The deception and disdain for the homosexualization of the US Armed Forces invited comparisons to weaker European defenses, undermining our military’s credibility and severely lessening its power as a global deterrent against the people bent on destroying America. Scrutiny by Muslim extremists increased; The Chinese no longer feared us; Russia began to rebuild its empire; NATO became so impotent it took to bullying tiny countries like Serbia; and even South American drug lords questioned our morality.
“The last thing our fighting men and women need,” homosexual expert Peter LaBarbera has stated, “is to have the military floodgates opened up for homosexual men and lesbians to join as open practitioners of homosexuality. Remember: homosexuality is not an ‘identity’ issue or a ‘civil rights’ issue; it’s a BEHAVIORIAL issue, and welcoming in men and women who are tempted to practice — or inclined to practice — disordered same-sex behavior is wrong and detrimental to the morale, effectiveness and readiness of our Armed Forces.”
LaBarbera said he believed, “There is a huge market for ‘gay’ military porn because lots of homosexual men are turned on by ’straight-acting,‘ ’macho’ (masculine) men. I realize it’s a sick comparison, but just as many women like a ‘ man in uniform,’ so do homosexual men. At 3am on Jan. 29, 2010, a Google search on the three words ‘gay military porn’ yielded about 1,300,000 entries. This is a huge (and very twisted) business, and obviously the demand is high among men with a homosexual problem.”
Meanwhile, at the behest Defense Secretary Robert M. Gates, the Pentagon has already begun studying ways to integrate homosexuals into the military with the utmost care and sensitivity. Gay activists have long eyed our armed forces as a, “fruitful source of sexual partners,” and are absolutely giddy at the chance to enlist en masse. As experts at the Center for Military Readiness have noted, this move will emasculate our defenses beyond repair, as more and more gay men enlist driving out the heterosexuals to the point where gays will dominate our military, creating a highly-sexualized nonstop “bathhouse-style” experience that produces neither the strength nor the will to fight wars.

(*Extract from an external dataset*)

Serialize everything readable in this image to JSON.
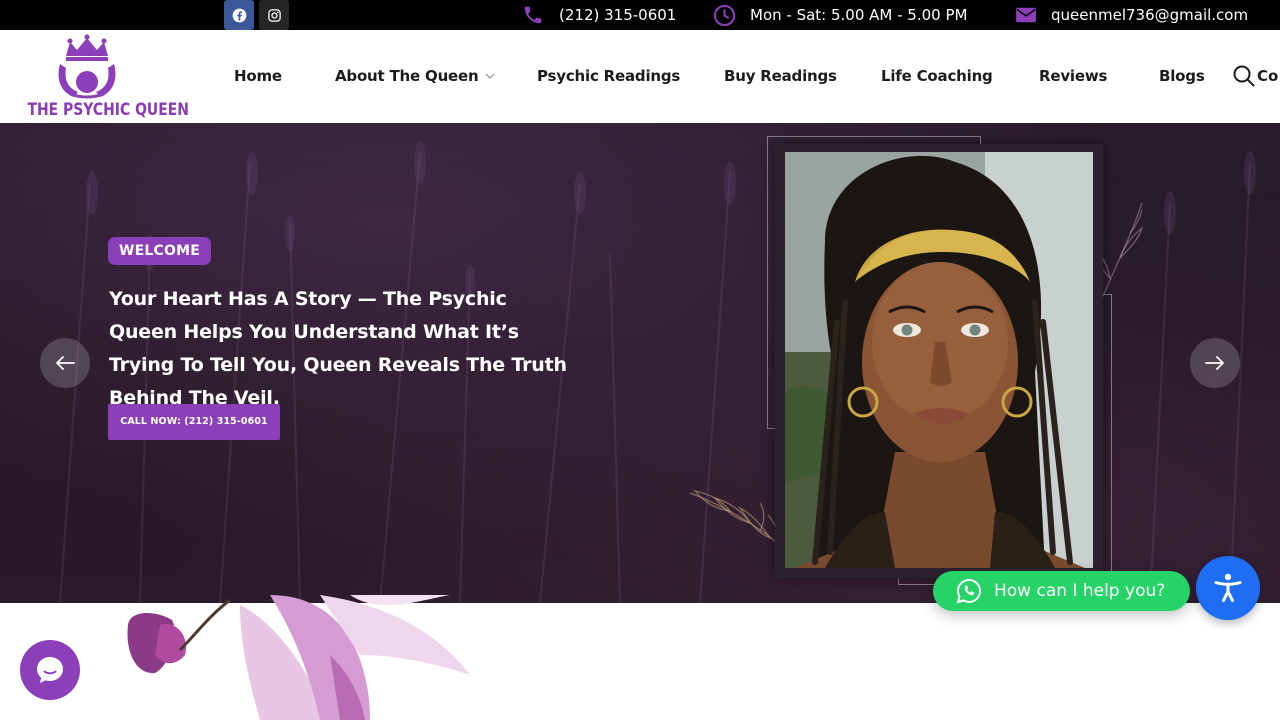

America, we now begin the journey that will lead us into the sunset of our democracy. Liberal and gay activists have grown too officious and imposing for the survival of our military, that last protection against the global hordes of foreign entities who hate our freedoms. The men and women who served in our armed forces did so with a proud and patriotic confidence in this country despite the reprehensible attacks from the homosexual enemies within. I only hope that time will remember the United States Military as composed of people who did everything they possibly could to promote the freedom and rights of human beings around the world.

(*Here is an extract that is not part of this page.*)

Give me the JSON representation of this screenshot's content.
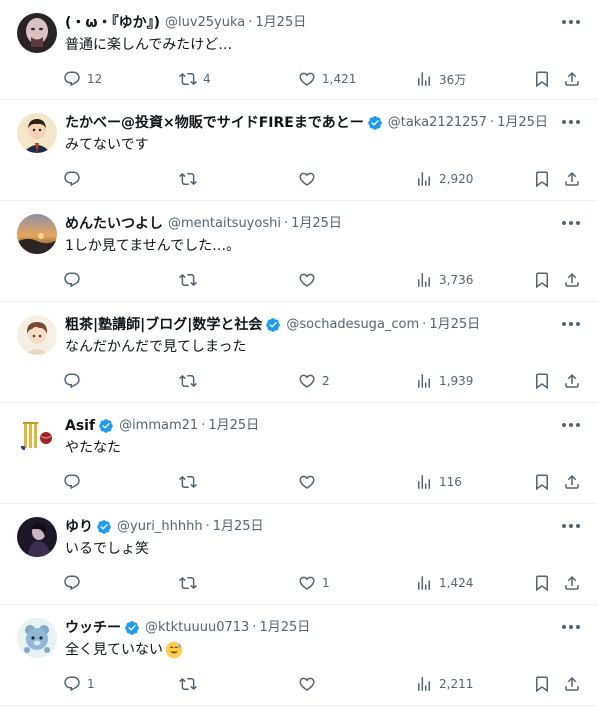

“Above all, we must realize that no arsenal, or no weapon in the arsenals of the world, is so formidable as the will and moral courage of free men and women. It is a weapon our adversaries in today’s world do not have.” —Ronald Reagan, Inaugural Address, January 20, 1981